- other than that our framework considers both a school’s progress and attainment, there is no direct link between Ofsted grades and the definition of a coasting school
At the end of June, the Department for Education provided the proposed definition for coasting schools which will be consulted upon in the autumn. The definition is based on published data, which is then the basis for a conversation between the Regional Schools Commissioner and the school’s leaders.
Ofsted inspection is based on a wide range of evidence gathered by inspectors about what is happening in a school now. In judging pupils’ outcomes, inspectors will give most weight to the progress of pupils currently in the school across year groups and subjects.
As I reminded many at the conferences, coasting schools will be identified based on performance data from 2014, 2015 and 2016, so it is currently impossible to identify any individual school as coasting.
A broad and balanced curriculum
We had quite a few questions about whether Ofsted’s definition of a broad and balanced curriculum in the leadership and management judgement was connected to the English Baccalaureate (EBacc). Would schools have to offer the EBacc in order to be judged outstanding?
It is not currently government policy that schools must offer the EBacc in order to be judged outstanding and, as such, is not reflected in our inspection framework and handbook.
However, it is certainly true that there is greater emphasis on the provision of a broad and balanced curriculum in the new schools handbook. Inspectors will look at “the range of subjects and courses on offer that help pupils acquire knowledge, understanding and skills in all aspects of their education, including linguistic, mathematical, scientific, technical, human and social, physical and artistic learning.” As you can see, this definition goes further than the range of subjects in the EBacc.
Short inspections for special schools and pupil referral units (PRUs)
The final key question we were asked at the launch events related to short inspections of special schools and PRUs. Specifically, Ofsted will notify special schools and PRUs of a short inspection at around 9.00am the day before the short inspection (compared to around noon for all other schools), and in some circumstances the HMI may conduct their preparation on site that afternoon. This led lots of leaders to ask us whether we are increasing the burden of inspection on these schools. This is not the case and I want to explain the circumstances in which inspectors may conduct preparation on site.

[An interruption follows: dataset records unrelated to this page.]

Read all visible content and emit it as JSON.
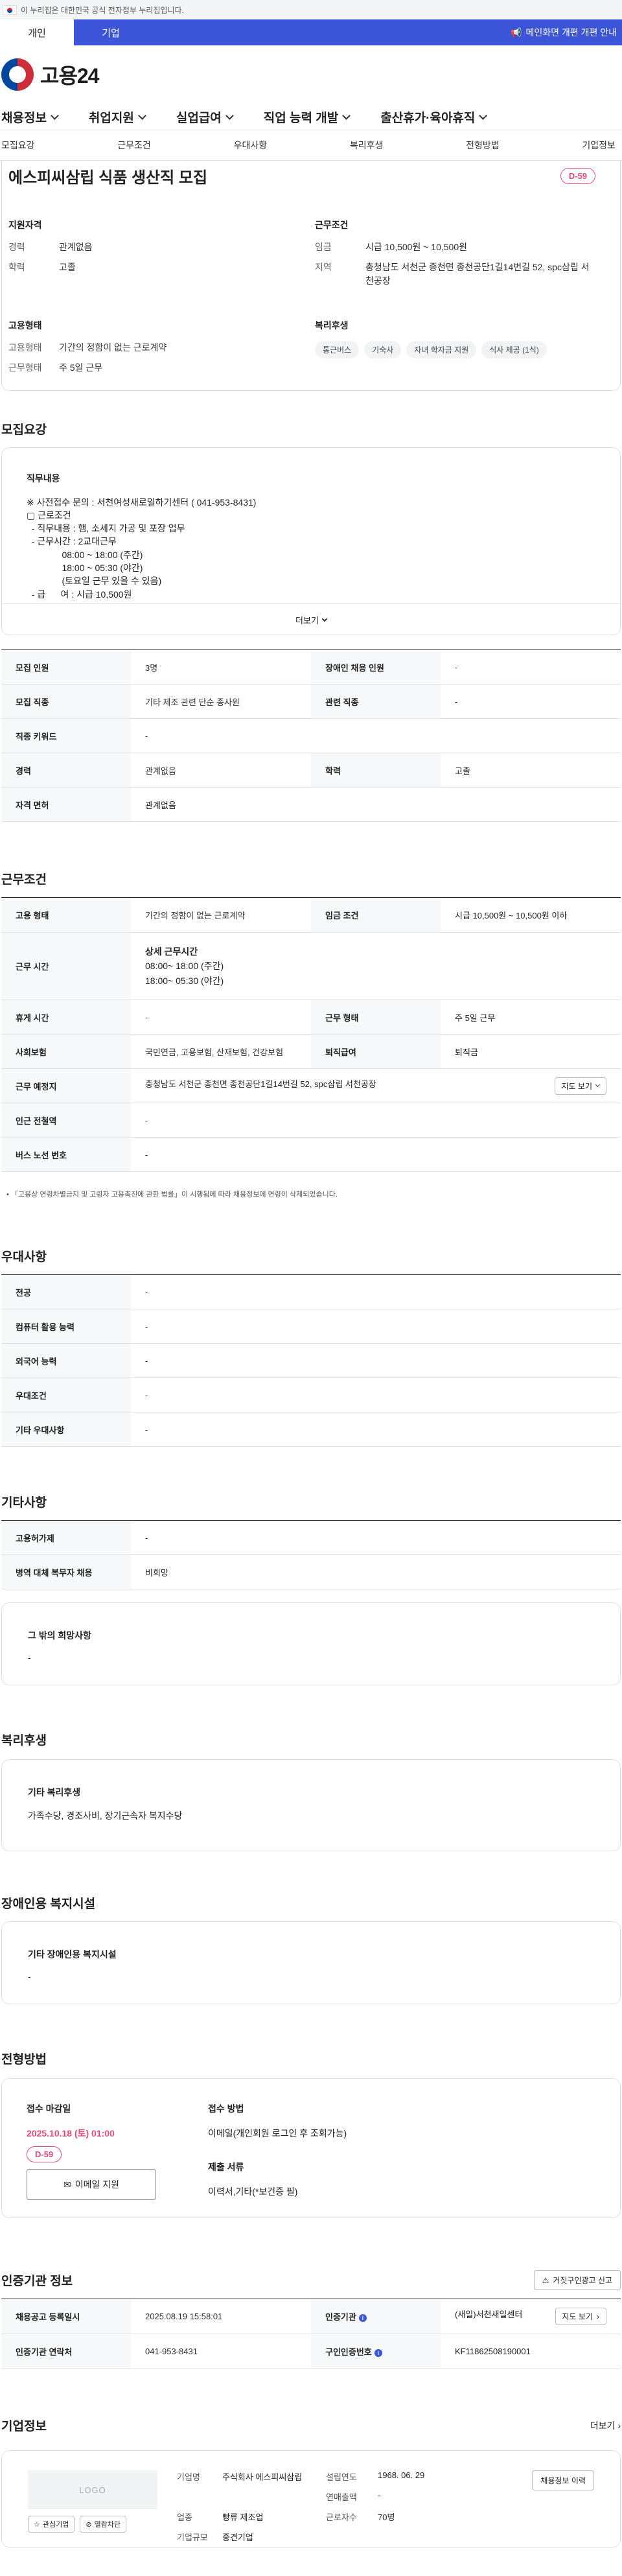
{
  "gov_banner": {
    "text": "이 누리집은 대한민국 공식 전자정부 누리집입니다."
  },
  "user_tabs": {
    "personal": "개인",
    "company": "기업",
    "pr_banner": "메인화면 개편 개편 안내"
  },
  "logo": {
    "text": "고용24"
  },
  "gnb": [
    "채용정보",
    "취업지원",
    "실업급여",
    "직업 능력 개발",
    "출산휴가·육아휴직"
  ],
  "anchor_tabs": [
    "모집요강",
    "근무조건",
    "우대사항",
    "복리후생",
    "전형방법",
    "기업정보"
  ],
  "summary": {
    "title": "에스피씨삼립 식품 생산직 모집",
    "dday": "D-59",
    "qual_heading": "지원자격",
    "career_k": "경력",
    "career_v": "관계없음",
    "edu_k": "학력",
    "edu_v": "고졸",
    "emp_heading": "고용형태",
    "emptype_k": "고용형태",
    "emptype_v": "기간의 정함이 없는 근로계약",
    "worktype_k": "근무형태",
    "worktype_v": "주 5일 근무",
    "cond_heading": "근무조건",
    "wage_k": "임금",
    "wage_v": "시급 10,500원 ~ 10,500원",
    "region_k": "지역",
    "region_v": "충청남도 서천군 종천면 종천공단1길14번길 52, spc삼립 서천공장",
    "welfare_heading": "복리후생",
    "welfare_chips": [
      "통근버스",
      "기숙사",
      "자녀 학자금 지원",
      "식사 제공 (1식)"
    ]
  },
  "recruit": {
    "section_title": "모집요강",
    "box_heading": "직무내용",
    "body": "※ 사전접수 문의 : 서천여성새로일하기센터 ( 041-953-8431)\n▢ 근로조건\n  - 직무내용 : 햄, 소세지 가공 및 포장 업무\n  - 근무시간 : 2교대근무\n              08:00 ~ 18:00 (주간)\n              18:00 ~ 05:30 (야간)\n              (토요일 근무 있을 수 있음)\n  - 급      여 : 시급 10,500원",
    "more_label": "더보기",
    "rows": [
      [
        "모집 인원",
        "3명",
        "장애인 채용 인원",
        "-"
      ],
      [
        "모집 직종",
        "기타 제조 관련 단순 종사원",
        "관련 직종",
        "-"
      ],
      [
        "직종 키워드",
        "-"
      ],
      [
        "경력",
        "관계없음",
        "학력",
        "고졸"
      ],
      [
        "자격 면허",
        "관계없음"
      ]
    ]
  },
  "conditions": {
    "section_title": "근무조건",
    "emp_k": "고용 형태",
    "emp_v": "기간의 정함이 없는 근로계약",
    "wagecond_k": "임금 조건",
    "wagecond_v": "시급 10,500원 ~ 10,500원 이하",
    "hours_k": "근무 시간",
    "hours_title": "상세 근무시간",
    "hours_l1": "08:00~ 18:00 (주간)",
    "hours_l2": "18:00~ 05:30 (야간)",
    "rest_k": "휴게 시간",
    "rest_v": "-",
    "form_k": "근무 형태",
    "form_v": "주 5일 근무",
    "ins_k": "사회보험",
    "ins_v": "국민연금, 고용보험, 산재보험, 건강보험",
    "sev_k": "퇴직급여",
    "sev_v": "퇴직금",
    "place_k": "근무 예정지",
    "place_v": "충청남도 서천군 종천면 종천공단1길14번길 52, spc삼립 서천공장",
    "map_btn": "지도 보기",
    "subway_k": "인근 전철역",
    "subway_v": "-",
    "bus_k": "버스 노선 번호",
    "bus_v": "-",
    "note": "「고용상 연령차별금지 및 고령자 고용촉진에 관한 법률」이 시행됨에 따라 채용정보에 연령이 삭제되었습니다."
  },
  "preference": {
    "section_title": "우대사항",
    "rows": [
      [
        "전공",
        "-"
      ],
      [
        "컴퓨터 활용 능력",
        "-"
      ],
      [
        "외국어 능력",
        "-"
      ],
      [
        "우대조건",
        "-"
      ],
      [
        "기타 우대사항",
        "-"
      ]
    ]
  },
  "etc": {
    "section_title": "기타사항",
    "rows": [
      [
        "고용허가제",
        "-"
      ],
      [
        "병역 대체 복무자 채용",
        "비희망"
      ]
    ],
    "wish_heading": "그 밖의 희망사항",
    "wish_value": "-"
  },
  "welfare": {
    "section_title": "복리후생",
    "heading": "기타 복리후생",
    "value": "가족수당, 경조사비, 장기근속자 복지수당"
  },
  "disabled": {
    "section_title": "장애인용 복지시설",
    "heading": "기타 장애인용 복지시설",
    "value": "-"
  },
  "process": {
    "section_title": "전형방법",
    "deadline_heading": "접수 마감일",
    "deadline_value": "2025.10.18 (토) 01:00",
    "dday": "D-59",
    "email_btn": "이메일 지원",
    "method_heading": "접수 방법",
    "method_value": "이메일(개인회원 로그인 후 조회가능)",
    "docs_heading": "제출 서류",
    "docs_value": "이력서,기타(*보건증 필)"
  },
  "cert": {
    "section_title": "인증기관 정보",
    "report_btn": "거짓구인광고 신고",
    "reg_k": "채용공고 등록일시",
    "reg_v": "2025.08.19 15:58:01",
    "agency_k": "인증기관",
    "agency_v": "(새일)서천새일센터",
    "map_btn": "지도 보기",
    "contact_k": "인증기관 연락처",
    "contact_v": "041-953-8431",
    "authno_k": "구인인증번호",
    "authno_v": "KF11862508190001"
  },
  "company": {
    "section_title": "기업정보",
    "more_label": "더보기",
    "logo_placeholder": "LOGO",
    "fav_btn": "관심기업",
    "block_btn": "열람차단",
    "name_k": "기업명",
    "name_v": "주식회사 에스피씨삼립",
    "year_k": "설립연도",
    "year_v": "1968. 06. 29",
    "sales_k": "연매출액",
    "sales_v": "-",
    "industry_k": "업종",
    "industry_v": "빵류 제조업",
    "emp_k": "근로자수",
    "emp_v": "70명",
    "size_k": "기업규모",
    "size_v": "중견기업",
    "history_btn": "채용정보 이력"
  },
  "colors": {
    "brand": "#3b54d8",
    "accent": "#e64a7a"
  }
}
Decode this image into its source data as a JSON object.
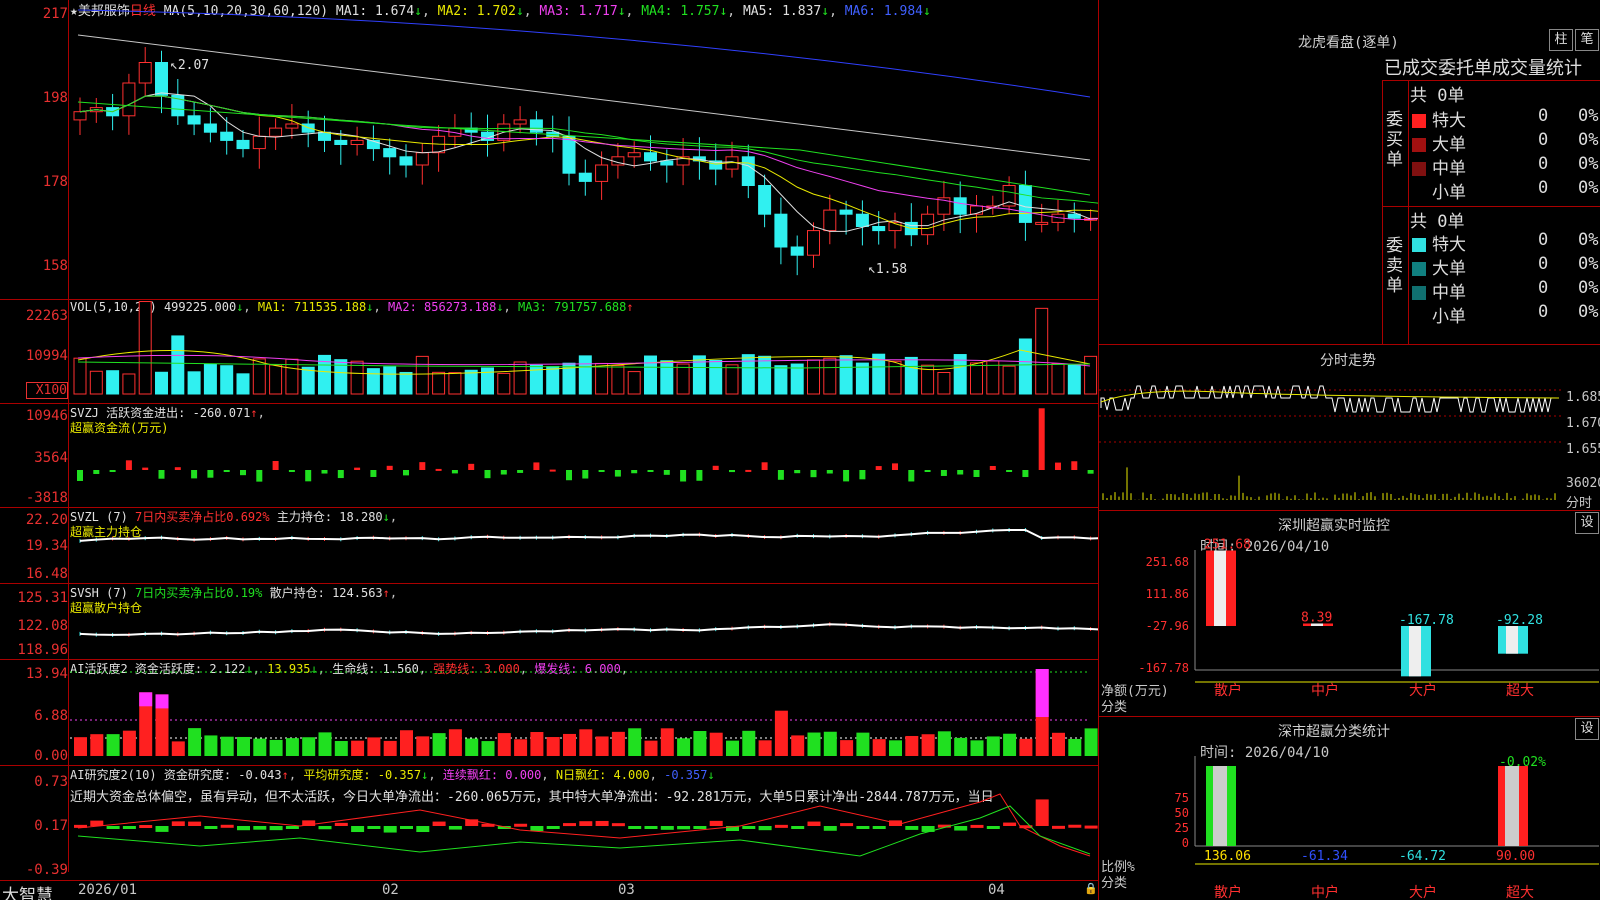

When Ofsted call special schools and PRUs to notify them about the short inspection, we will request the usual planning information, including information about progress and attainment. If this can be emailed to the lead HMI, they will do their preparation remotely. However, if some or all of this information cannot be emailed to the lead HMI it is only then that they will go on site to complete their planning. This is because nationally published data can give an incomplete view of most special schools and are not available for PRUs, and it is often the case that essential information to inform the inspection is only available on site.
If HMI are on site on the afternoon prior to inspection, they will look only at the kinds of planning information they would normally use to prepare before an inspection remotely. HMI will not visit the different sites, conduct interviews with leaders or do anything else that could be construed as inspection during the preparation time. We will clarify this in our handbook for section 8 inspections for September 2015.
Finally, I know that a few schools will be carrying on into next week, but for the most part teachers will be finishing today for the end of term – I remember that feeling very well! The mixture of exhaustion and elation is a heady brew, but I know that for those who have finished today, you’ll be looking back on a year of hard work, emotion and success for most. I know what hard work teaching entails and that every one of you will deserve every minute of the imminent summer break. So I hope that you can enjoy some rest and relaxation, and that you come back ready for the new year ahead.